RECORD EXCERPTS: Begin

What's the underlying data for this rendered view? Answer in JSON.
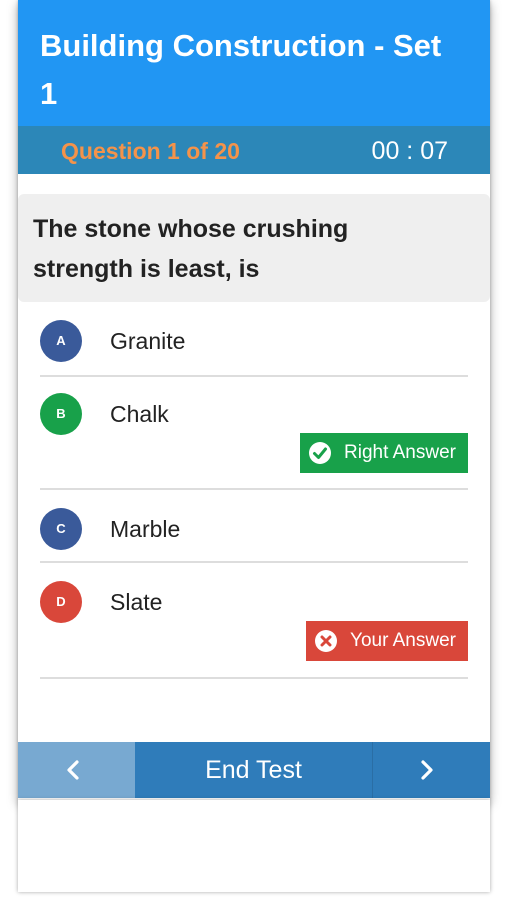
{
  "header": {
    "title": "Building Construction - Set 1"
  },
  "status": {
    "question_counter": "Question 1 of 20",
    "timer": "00 : 07",
    "counter_color": "#f4934a"
  },
  "question": {
    "text": "The stone whose crushing strength is least, is"
  },
  "options": [
    {
      "letter": "A",
      "label": "Granite",
      "color": "#3a5a9a"
    },
    {
      "letter": "B",
      "label": "Chalk",
      "color": "#18a14a"
    },
    {
      "letter": "C",
      "label": "Marble",
      "color": "#3a5a9a"
    },
    {
      "letter": "D",
      "label": "Slate",
      "color": "#d9473a"
    }
  ],
  "feedback": {
    "right_answer_label": "Right Answer",
    "right_answer_color": "#18a14a",
    "right_answer_icon": "check-circle-icon",
    "your_answer_label": "Your Answer",
    "your_answer_color": "#d9473a",
    "your_answer_icon": "x-circle-icon"
  },
  "navigation": {
    "prev_icon": "chevron-left-icon",
    "end_label": "End Test",
    "next_icon": "chevron-right-icon"
  },
  "colors": {
    "header": "#2196f3",
    "subbar": "#2c87b8",
    "nav": "#2f7cba"
  }
}
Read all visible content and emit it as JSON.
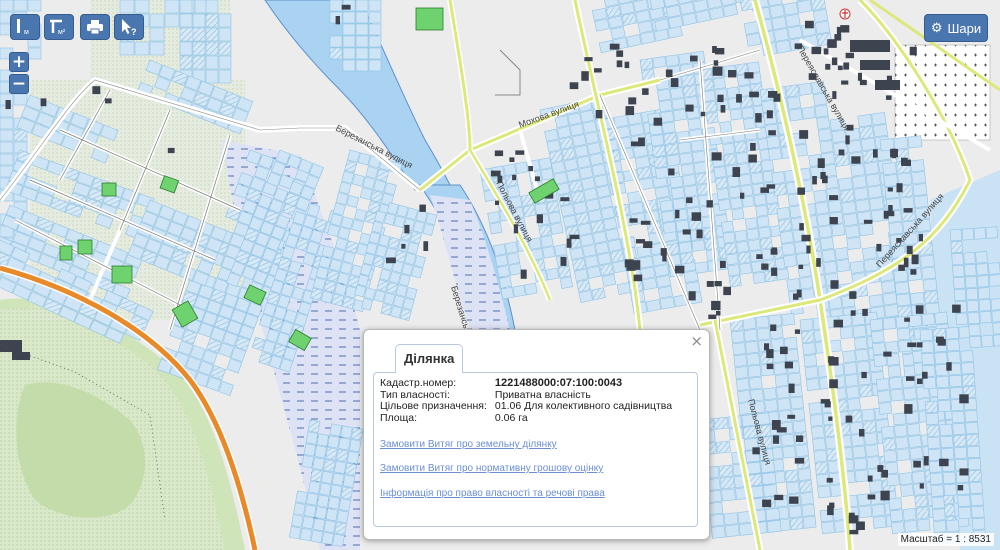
{
  "toolbar": {
    "measure_length_unit": "м",
    "measure_area_unit": "м²"
  },
  "layers_button": {
    "label": "Шари",
    "icon": "gear-icon"
  },
  "zoom": {
    "in_label": "+",
    "out_label": "−"
  },
  "streets": [
    "Березанська вулиця",
    "Мохова вулиця",
    "Польова вулиця",
    "Березанська вулиця",
    "Переяславська вулиця",
    "Переяславська вулиця",
    "Польова вулиця"
  ],
  "popup": {
    "tab_label": "Ділянка",
    "close_symbol": "×",
    "fields": [
      {
        "label": "Кадастр.номер:",
        "value": "1221488000:07:100:0043"
      },
      {
        "label": "Тип власності:",
        "value": "Приватна власність"
      },
      {
        "label": "Цільове призначення:",
        "value": "01.06 Для колективного садівництва"
      },
      {
        "label": "Площа:",
        "value": "0.06 га"
      }
    ],
    "links": [
      "Замовити Витяг про земельну ділянку",
      "Замовити Витяг про нормативну грошову оцінку",
      "Інформація про право власності та речові права"
    ]
  },
  "scale": {
    "text": "Масштаб = 1 : 8531"
  },
  "colors": {
    "parcel_fill": "#cfe4f5",
    "parcel_stroke": "#8ec3e6",
    "building": "#3d4450",
    "road_major": "#dde87a",
    "road_ring": "#e88a2a",
    "river": "#a9d3f1",
    "meadow": "#cfe4b8",
    "accent": "#4a76b0",
    "selected_parcel": "#6ed26e"
  }
}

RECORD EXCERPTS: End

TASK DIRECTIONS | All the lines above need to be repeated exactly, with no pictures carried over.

RESPONSE BELOW |
What's the underlying data for this rendered view? Answer in JSON.
{
  "header": {
    "title": "Building Construction - Set 1"
  },
  "status": {
    "question_counter": "Question 1 of 20",
    "timer": "00 : 07",
    "counter_color": "#f4934a"
  },
  "question": {
    "text": "The stone whose crushing strength is least, is"
  },
  "options": [
    {
      "letter": "A",
      "label": "Granite",
      "color": "#3a5a9a"
    },
    {
      "letter": "B",
      "label": "Chalk",
      "color": "#18a14a"
    },
    {
      "letter": "C",
      "label": "Marble",
      "color": "#3a5a9a"
    },
    {
      "letter": "D",
      "label": "Slate",
      "color": "#d9473a"
    }
  ],
  "feedback": {
    "right_answer_label": "Right Answer",
    "right_answer_color": "#18a14a",
    "right_answer_icon": "check-circle-icon",
    "your_answer_label": "Your Answer",
    "your_answer_color": "#d9473a",
    "your_answer_icon": "x-circle-icon"
  },
  "navigation": {
    "prev_icon": "chevron-left-icon",
    "end_label": "End Test",
    "next_icon": "chevron-right-icon"
  },
  "colors": {
    "header": "#2196f3",
    "subbar": "#2c87b8",
    "nav": "#2f7cba"
  }
}
Read all visible content and emit it as JSON.
{
  "toolbar": {
    "measure_length_unit": "м",
    "measure_area_unit": "м²"
  },
  "layers_button": {
    "label": "Шари",
    "icon": "gear-icon"
  },
  "zoom": {
    "in_label": "+",
    "out_label": "−"
  },
  "streets": [
    "Березанська вулиця",
    "Мохова вулиця",
    "Польова вулиця",
    "Березанська вулиця",
    "Переяславська вулиця",
    "Переяславська вулиця",
    "Польова вулиця"
  ],
  "popup": {
    "tab_label": "Ділянка",
    "close_symbol": "×",
    "fields": [
      {
        "label": "Кадастр.номер:",
        "value": "1221488000:07:100:0043"
      },
      {
        "label": "Тип власності:",
        "value": "Приватна власність"
      },
      {
        "label": "Цільове призначення:",
        "value": "01.06 Для колективного садівництва"
      },
      {
        "label": "Площа:",
        "value": "0.06 га"
      }
    ],
    "links": [
      "Замовити Витяг про земельну ділянку",
      "Замовити Витяг про нормативну грошову оцінку",
      "Інформація про право власності та речові права"
    ]
  },
  "scale": {
    "text": "Масштаб = 1 : 8531"
  },
  "colors": {
    "parcel_fill": "#cfe4f5",
    "parcel_stroke": "#8ec3e6",
    "building": "#3d4450",
    "road_major": "#dde87a",
    "road_ring": "#e88a2a",
    "river": "#a9d3f1",
    "meadow": "#cfe4b8",
    "accent": "#4a76b0",
    "selected_parcel": "#6ed26e"
  }
}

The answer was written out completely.